=== RECORDS TO USE ===

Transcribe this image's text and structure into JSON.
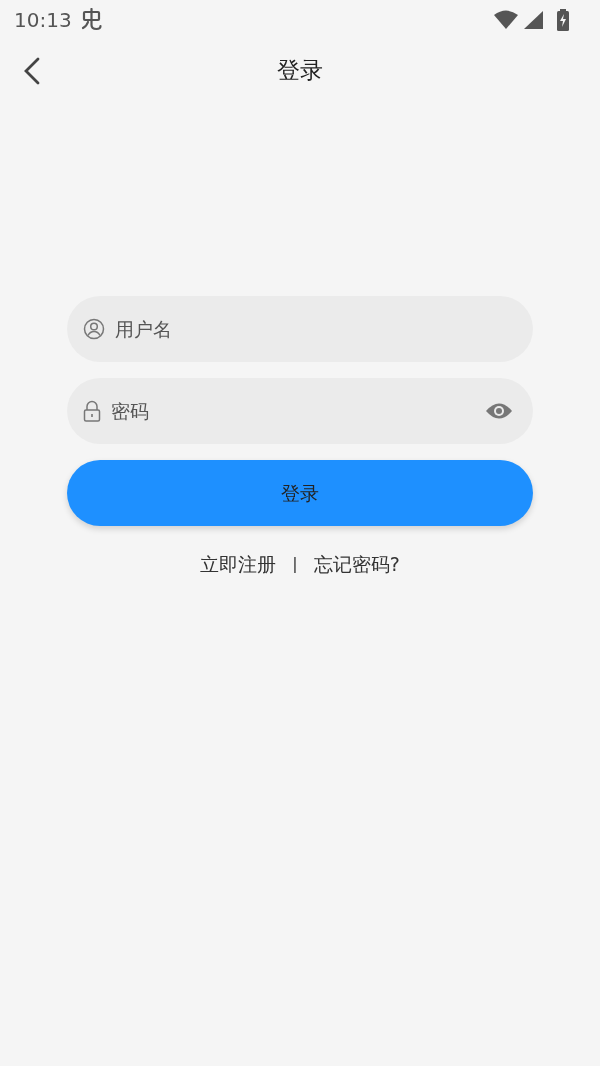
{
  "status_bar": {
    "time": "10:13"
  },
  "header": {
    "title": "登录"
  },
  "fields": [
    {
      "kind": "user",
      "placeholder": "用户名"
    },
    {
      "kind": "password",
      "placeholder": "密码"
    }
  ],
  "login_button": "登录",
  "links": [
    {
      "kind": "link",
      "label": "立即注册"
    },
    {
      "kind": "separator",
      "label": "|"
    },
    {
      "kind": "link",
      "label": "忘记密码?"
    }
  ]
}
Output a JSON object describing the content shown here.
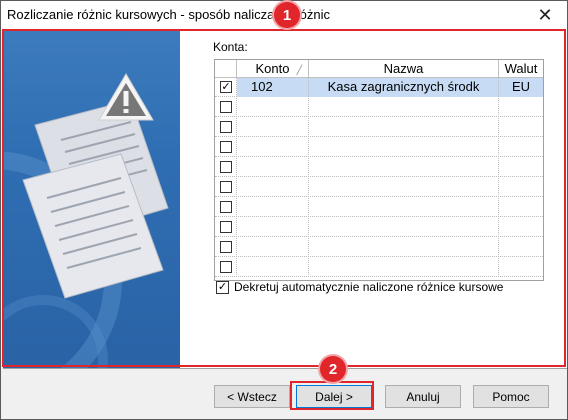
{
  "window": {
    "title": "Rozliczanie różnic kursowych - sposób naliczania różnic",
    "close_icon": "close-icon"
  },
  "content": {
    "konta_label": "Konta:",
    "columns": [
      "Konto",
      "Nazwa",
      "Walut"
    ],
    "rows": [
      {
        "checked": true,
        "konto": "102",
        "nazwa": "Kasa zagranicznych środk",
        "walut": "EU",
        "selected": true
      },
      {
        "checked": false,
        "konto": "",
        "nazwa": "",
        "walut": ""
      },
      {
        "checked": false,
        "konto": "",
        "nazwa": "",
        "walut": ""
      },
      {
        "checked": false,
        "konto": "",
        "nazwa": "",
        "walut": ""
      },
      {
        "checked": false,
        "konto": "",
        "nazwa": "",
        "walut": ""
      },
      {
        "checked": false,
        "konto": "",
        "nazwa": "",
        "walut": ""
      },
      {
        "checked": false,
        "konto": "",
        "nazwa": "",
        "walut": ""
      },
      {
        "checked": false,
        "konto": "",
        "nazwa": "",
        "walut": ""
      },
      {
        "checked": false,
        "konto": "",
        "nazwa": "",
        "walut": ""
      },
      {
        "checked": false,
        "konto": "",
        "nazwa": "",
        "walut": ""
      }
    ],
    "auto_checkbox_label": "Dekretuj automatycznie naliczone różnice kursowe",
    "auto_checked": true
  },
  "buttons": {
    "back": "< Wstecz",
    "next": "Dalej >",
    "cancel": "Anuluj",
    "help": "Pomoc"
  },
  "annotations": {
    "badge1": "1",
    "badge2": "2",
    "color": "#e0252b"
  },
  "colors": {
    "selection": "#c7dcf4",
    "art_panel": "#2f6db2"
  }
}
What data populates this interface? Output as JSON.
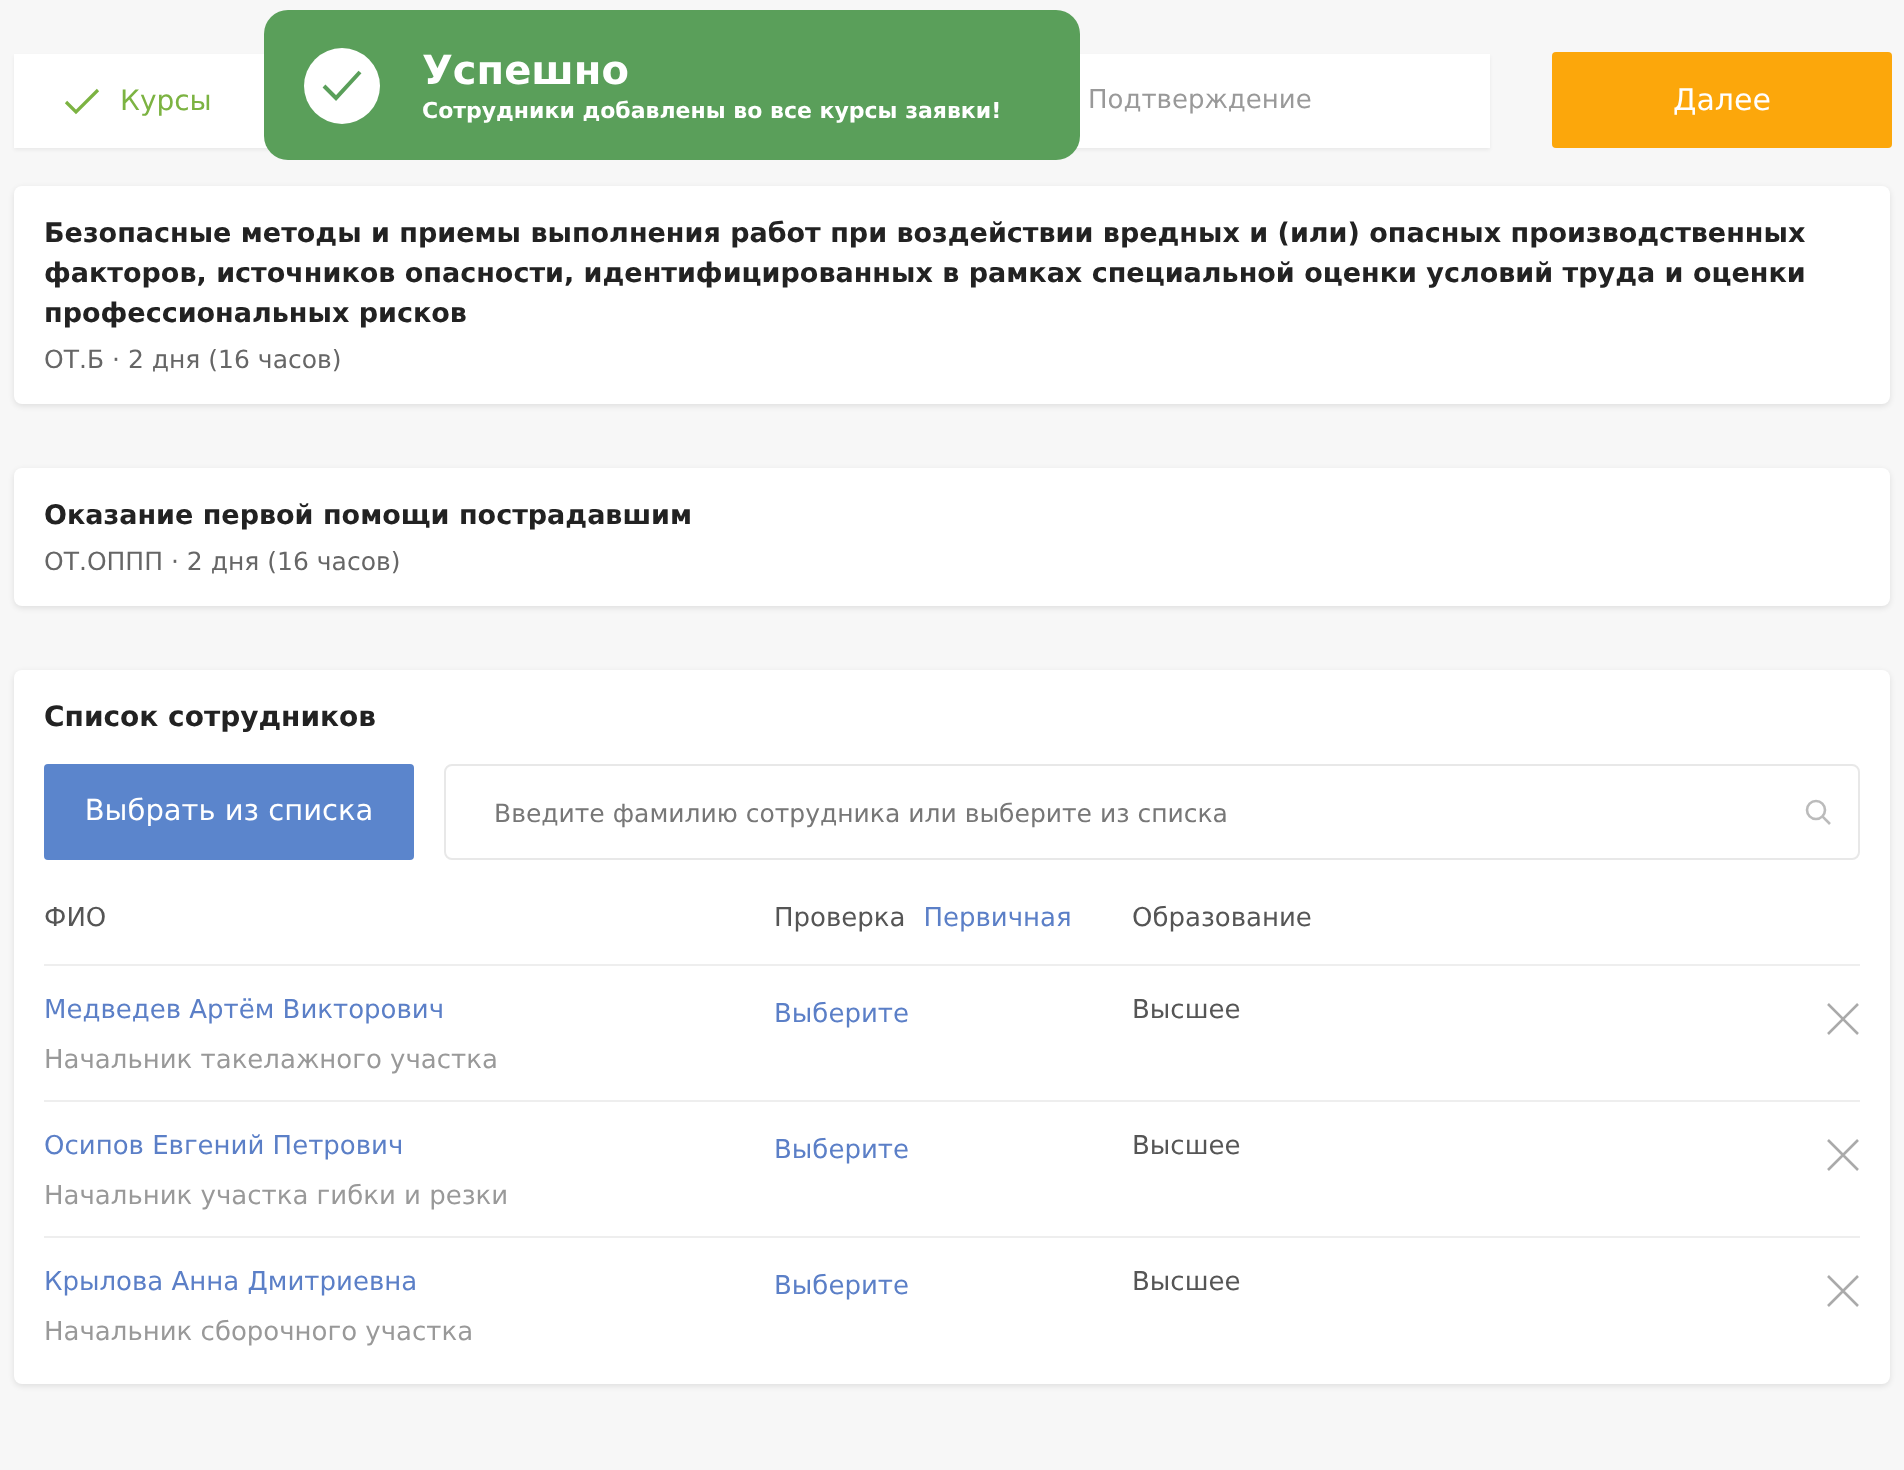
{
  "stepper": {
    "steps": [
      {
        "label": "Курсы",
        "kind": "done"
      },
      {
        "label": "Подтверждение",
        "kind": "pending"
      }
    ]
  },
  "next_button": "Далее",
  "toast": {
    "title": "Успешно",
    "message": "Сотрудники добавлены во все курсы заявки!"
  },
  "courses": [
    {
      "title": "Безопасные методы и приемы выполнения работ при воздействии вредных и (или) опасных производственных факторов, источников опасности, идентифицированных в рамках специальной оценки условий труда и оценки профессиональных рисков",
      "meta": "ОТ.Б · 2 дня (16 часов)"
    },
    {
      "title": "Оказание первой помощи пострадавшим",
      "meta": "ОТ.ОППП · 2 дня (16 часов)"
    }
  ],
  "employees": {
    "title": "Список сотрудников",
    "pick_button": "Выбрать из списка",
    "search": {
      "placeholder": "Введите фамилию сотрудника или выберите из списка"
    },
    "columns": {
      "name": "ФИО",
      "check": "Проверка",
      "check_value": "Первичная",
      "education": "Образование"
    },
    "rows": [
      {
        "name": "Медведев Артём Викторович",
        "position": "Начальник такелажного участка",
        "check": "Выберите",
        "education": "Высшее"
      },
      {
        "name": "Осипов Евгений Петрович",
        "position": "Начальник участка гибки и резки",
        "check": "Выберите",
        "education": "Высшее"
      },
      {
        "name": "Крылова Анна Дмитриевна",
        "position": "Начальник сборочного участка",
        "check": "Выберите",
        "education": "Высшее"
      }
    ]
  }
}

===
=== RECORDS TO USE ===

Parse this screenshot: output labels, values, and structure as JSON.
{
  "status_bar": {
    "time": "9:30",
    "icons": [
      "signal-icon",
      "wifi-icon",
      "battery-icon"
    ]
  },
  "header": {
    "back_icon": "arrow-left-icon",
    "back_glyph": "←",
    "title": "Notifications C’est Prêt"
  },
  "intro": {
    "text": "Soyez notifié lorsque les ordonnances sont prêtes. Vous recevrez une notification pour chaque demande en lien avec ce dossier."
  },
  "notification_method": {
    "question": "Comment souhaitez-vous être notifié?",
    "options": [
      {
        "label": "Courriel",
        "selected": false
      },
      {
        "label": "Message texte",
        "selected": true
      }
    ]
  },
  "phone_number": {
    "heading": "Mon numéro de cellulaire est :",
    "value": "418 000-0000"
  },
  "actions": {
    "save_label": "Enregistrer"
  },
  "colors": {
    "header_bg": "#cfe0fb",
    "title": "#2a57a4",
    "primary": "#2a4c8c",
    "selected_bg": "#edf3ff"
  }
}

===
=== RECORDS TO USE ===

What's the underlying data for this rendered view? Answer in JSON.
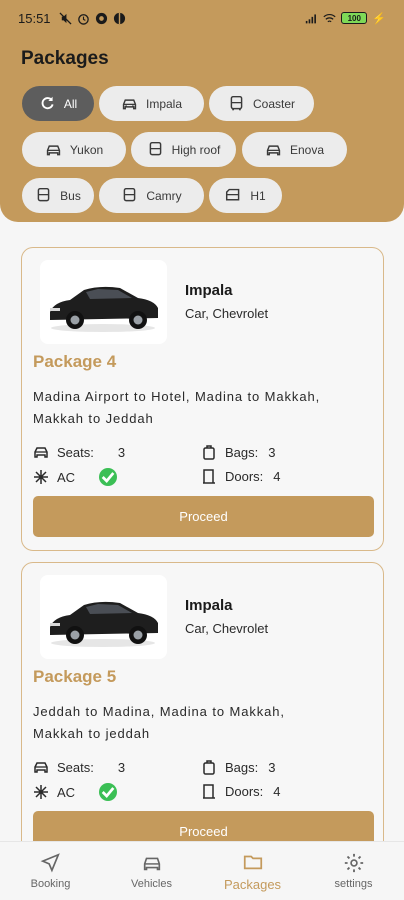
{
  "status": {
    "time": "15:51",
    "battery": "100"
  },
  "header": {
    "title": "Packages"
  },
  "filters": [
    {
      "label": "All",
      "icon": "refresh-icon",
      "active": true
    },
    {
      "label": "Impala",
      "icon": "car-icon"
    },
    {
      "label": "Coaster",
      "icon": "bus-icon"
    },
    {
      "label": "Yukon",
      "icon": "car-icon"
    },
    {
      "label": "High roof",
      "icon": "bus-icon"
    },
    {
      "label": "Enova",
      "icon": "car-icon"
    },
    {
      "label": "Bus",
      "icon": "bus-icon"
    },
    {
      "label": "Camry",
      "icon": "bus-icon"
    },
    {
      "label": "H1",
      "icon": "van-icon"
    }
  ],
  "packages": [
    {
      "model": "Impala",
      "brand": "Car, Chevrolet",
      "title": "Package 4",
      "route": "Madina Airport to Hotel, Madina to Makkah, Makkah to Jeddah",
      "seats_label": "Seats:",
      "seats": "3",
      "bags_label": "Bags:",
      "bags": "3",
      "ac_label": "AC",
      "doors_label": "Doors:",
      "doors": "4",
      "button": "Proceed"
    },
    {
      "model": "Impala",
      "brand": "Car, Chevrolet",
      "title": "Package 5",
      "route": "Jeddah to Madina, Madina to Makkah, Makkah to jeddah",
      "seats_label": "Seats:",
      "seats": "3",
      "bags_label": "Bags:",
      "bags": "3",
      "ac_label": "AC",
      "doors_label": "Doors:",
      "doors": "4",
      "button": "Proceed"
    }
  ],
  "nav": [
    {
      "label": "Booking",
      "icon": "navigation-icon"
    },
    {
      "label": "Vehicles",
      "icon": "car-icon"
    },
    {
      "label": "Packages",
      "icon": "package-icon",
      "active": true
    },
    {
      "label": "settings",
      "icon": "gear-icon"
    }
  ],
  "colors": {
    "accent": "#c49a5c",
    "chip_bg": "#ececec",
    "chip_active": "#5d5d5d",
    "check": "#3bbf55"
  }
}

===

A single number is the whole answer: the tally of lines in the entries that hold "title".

11